I am truly honored to share my thoughts and reflections with you today, Patriot’s Day. It is crucial to remember the tragic events that happened on September 11, 2001, but more importantly, to learn from that fateful day.
Every year, I try to focus on a theme. This year my article comes from the title of a workshop I attended at the International Order of The King’s Daughters & Sons’ 2019 Annual Conference in Nashville, TN. The Order’s historian, Sue Buck, OH, led the workshop, titled, “History Matters.” To put this workshop’s importance into perspective, this Order, of which I am a third-generation member, has a very storied history, as it is an international and inter-denominational Christian service organization. Founded in New York City in 1886 by Margaret Bottome, the organization’s objective is to develop spiritual life and stimulate Christian activities. Sue’s focus for the workshop was for the Order’s Circles and Branches to be thinking about historic preservation of artifacts and possible ways to accomplish that critical task despite storage space limitations at the Order’s Museum located on the grounds of the Chautauqua Institution. To give us an example of a historical and thought-provoking artifact, she told us, “a watch owned by a passenger on Flight 93 is on display at the September 11 Memorial and Museum. The watch’s face was forever frozen inscribing the date and time of the event.” She ended her watch example by telling us, “It can tell the entire event’s story without using any words.” An informational handout had this to say about the importance of history and historical preservation:
“History is important because it connects us to specific times, places, and events that were significant milestones in our past.” “Through historic preservation, we look at history in different ways, ask different questions of the past, and learn new things about our history and ourselves. Historic preservation is an important way for us to transmit our understanding of the past to future generations.”
My take away from the workshop was exactly what she named it, “History Matters.” And, we must preserve it, and we must remember it. I appreciate Sue permitting me to use her title and a few of her quotes.
History matters: We need to remember:
- the 2,977 people who lost their lives and the over 6,000 people who sustained injuries
- the 3,000 children who lost a parent that day

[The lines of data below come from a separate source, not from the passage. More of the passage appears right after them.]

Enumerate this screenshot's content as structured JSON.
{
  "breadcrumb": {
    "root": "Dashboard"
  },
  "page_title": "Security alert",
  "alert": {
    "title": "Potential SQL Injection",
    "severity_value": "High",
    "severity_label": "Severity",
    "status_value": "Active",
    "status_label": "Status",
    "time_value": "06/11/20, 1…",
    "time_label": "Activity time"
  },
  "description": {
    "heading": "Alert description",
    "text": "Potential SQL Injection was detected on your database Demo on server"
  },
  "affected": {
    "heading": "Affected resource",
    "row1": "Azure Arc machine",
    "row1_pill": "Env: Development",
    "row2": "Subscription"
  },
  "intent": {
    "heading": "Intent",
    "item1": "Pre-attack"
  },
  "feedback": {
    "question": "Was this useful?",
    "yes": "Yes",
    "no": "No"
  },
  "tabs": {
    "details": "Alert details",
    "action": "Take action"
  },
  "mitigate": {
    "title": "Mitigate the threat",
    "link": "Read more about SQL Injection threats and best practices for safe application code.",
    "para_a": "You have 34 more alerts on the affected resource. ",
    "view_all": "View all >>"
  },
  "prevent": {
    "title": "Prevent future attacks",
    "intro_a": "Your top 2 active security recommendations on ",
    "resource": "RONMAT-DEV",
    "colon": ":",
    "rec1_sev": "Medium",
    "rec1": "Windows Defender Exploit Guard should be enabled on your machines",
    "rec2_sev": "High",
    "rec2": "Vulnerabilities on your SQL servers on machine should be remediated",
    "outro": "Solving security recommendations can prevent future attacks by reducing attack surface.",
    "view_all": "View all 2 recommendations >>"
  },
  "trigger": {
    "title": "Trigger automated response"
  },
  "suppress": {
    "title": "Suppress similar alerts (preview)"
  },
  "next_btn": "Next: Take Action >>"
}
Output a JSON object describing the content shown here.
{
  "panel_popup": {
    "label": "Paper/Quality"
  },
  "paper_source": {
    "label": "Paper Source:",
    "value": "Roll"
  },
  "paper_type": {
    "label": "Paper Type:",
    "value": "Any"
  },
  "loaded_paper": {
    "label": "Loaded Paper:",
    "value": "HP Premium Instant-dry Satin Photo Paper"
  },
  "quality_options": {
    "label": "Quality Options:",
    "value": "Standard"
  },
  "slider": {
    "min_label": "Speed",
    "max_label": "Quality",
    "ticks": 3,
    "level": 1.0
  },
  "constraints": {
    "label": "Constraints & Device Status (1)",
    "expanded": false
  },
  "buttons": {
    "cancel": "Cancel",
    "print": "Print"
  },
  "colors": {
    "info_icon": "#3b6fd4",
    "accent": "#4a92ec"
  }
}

- the eight children who lost their lives in the aircraft crashes…three of which were outstanding, essay-winning 6th graders chosen to go on a field trip to the Channel Islands Marine Sanctuary sponsored by the National Geographic accompanied by three dedicated teachers and two staff members from the National Geographic
- the 1,400 first responders who have since died from health complications stemming from their heroic work at Ground Zero…the Twin Towers.
- the help our Nation received from countries abroad
- the two iconic flag pictures
- one being raised in the World Trade Centers’ rubble by the three firemen (George Johnson, Dan McWilliams, and Billy Eisengrein; the photo was taken by photographer Thomas E. Franklin, working for a northern New Jersey paper, The Record.)
- the other was draped down the Pentagon’s side by eight firefighters and saluted by four military members. Simultaneously, music played. (Petty Officer First Class Michael Pendergrass took the picture), who just happened to be at the wrong place and the right time.
- by visiting the 9-11 memorials
- you’ll see the historical artifacts preserved at the museum and the 184 benches placed along the route taken by Flight 77 as it crashed into the Pentagon…from the youngest 3 yr old to the oldest 71 yr.
- What makes America great? We can rally around the flag pole to remember we are One Nation Under God, indivisible…no matter what happens.
- That as a Nation, we dig in and rebuild
- That we pledge allegiance to our flag and use our gifts and talents to support our Nation.
I’m proud to be an everyday patriot…who thinks “History Matters.”
Cathy Duncan, Lt Col, USAF (Retired)